Pain also leaves you with nothing to say. You feel all these emotions and physical aches all at once, all the time, there’s going to come a time where you just become drained. Drained from everything just bearing down on you, feeling like you just can’t catch your breath, catch a break. You don’t want to be seen or thought of as someone who is always sick, someone who just stays in bed all day. You don’t want anyone to remember you that way. I don’t want to be remembered that way—it’s just hard being the girl, being that someone, that was always there for everyone else. You just can’t help but hope and wish that they’d be there to catch you one day, like you were always there for them. But they feel like they lost you too.
You may feel like you have no one, but you have you. You can’t lose you, you can’t give up on you because what will you have left? Nothing. No one can fight for you except yourself. Never, ever give up.
Healing thoughts and prayers to all-
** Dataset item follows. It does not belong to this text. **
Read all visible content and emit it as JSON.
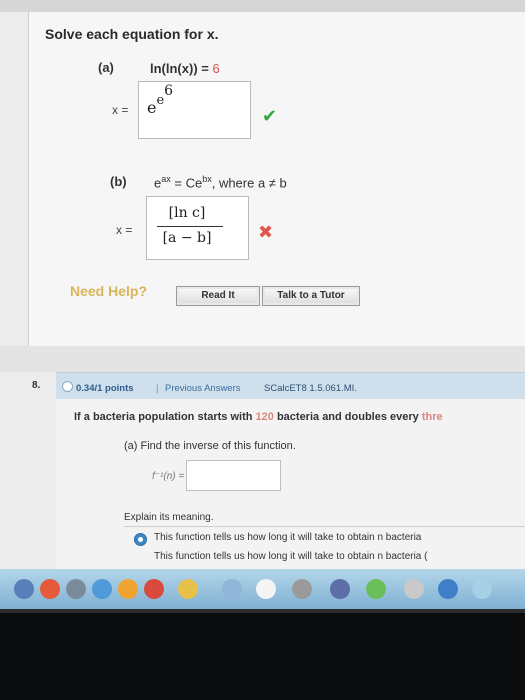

**Sending love and strength to all our troops, past and present, as well as to their beloved families. They should not just be thought of on Veterans Day, but always. Not many stop and think about any of the men or women supporting us and this country about what they or their family may be personally battling with. We salute you. God Bless.**